**Exercise aim:**
Among the entries, find each line that includes the string "initials" and list it.
Data provided Start Marker
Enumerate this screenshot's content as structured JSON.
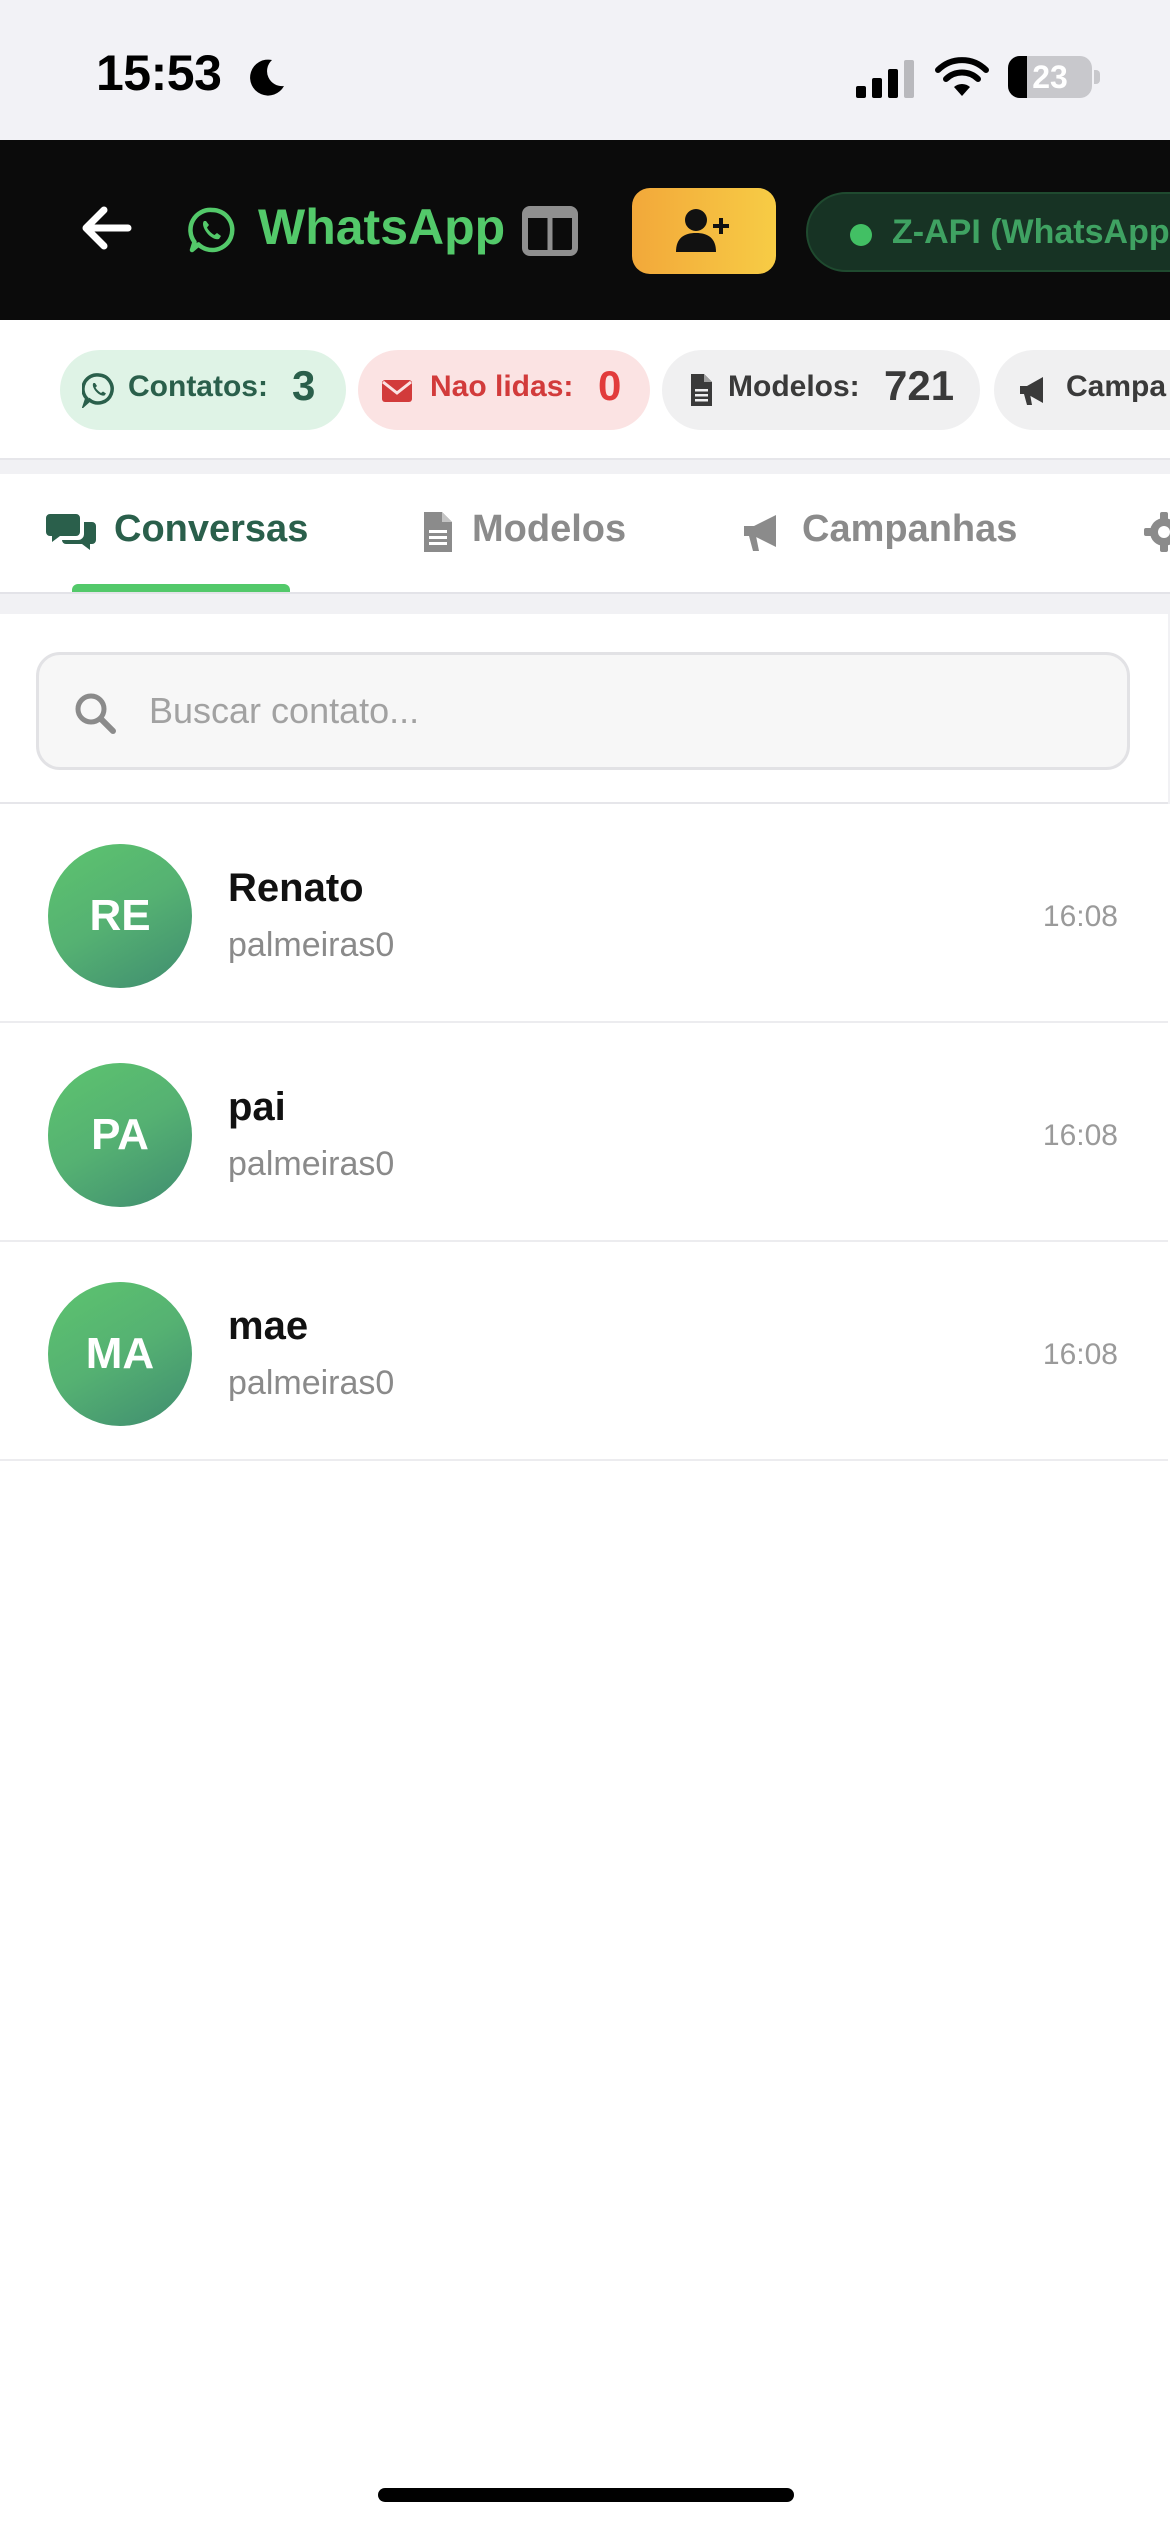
{
  "status_bar": {
    "time": "15:53",
    "battery": "23",
    "battery_level": 0.23,
    "icons": [
      "moon-icon",
      "signal-icon",
      "wifi-icon",
      "battery-icon"
    ]
  },
  "header": {
    "title": "WhatsApp",
    "connection_label": "Z-API (WhatsApp",
    "icons": [
      "back-arrow-icon",
      "whatsapp-icon",
      "columns-layout-icon",
      "add-user-icon"
    ],
    "colors": {
      "title": "#53c96a",
      "add_button": "#f5b83f",
      "header_bg": "#0b0b0b",
      "connection_dot": "#42c064"
    }
  },
  "stats": {
    "contacts": {
      "label": "Contatos:",
      "value": "3"
    },
    "unread": {
      "label": "Nao lidas:",
      "value": "0"
    },
    "models": {
      "label": "Modelos:",
      "value": "721"
    },
    "campaigns": {
      "label": "Campa"
    }
  },
  "tabs": [
    {
      "label": "Conversas",
      "icon": "chat-bubbles-icon",
      "active": true
    },
    {
      "label": "Modelos",
      "icon": "document-icon",
      "active": false
    },
    {
      "label": "Campanhas",
      "icon": "megaphone-icon",
      "active": false
    },
    {
      "label": "",
      "icon": "gear-icon",
      "active": false
    }
  ],
  "search": {
    "placeholder": "Buscar contato...",
    "value": ""
  },
  "conversations": [
    {
      "initials": "RE",
      "name": "Renato",
      "preview": "palmeiras0",
      "time": "16:08"
    },
    {
      "initials": "PA",
      "name": "pai",
      "preview": "palmeiras0",
      "time": "16:08"
    },
    {
      "initials": "MA",
      "name": "mae",
      "preview": "palmeiras0",
      "time": "16:08"
    }
  ]
}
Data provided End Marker
**Finished exercise:**
      "initials": "RE",
      "initials": "PA",
      "initials": "MA",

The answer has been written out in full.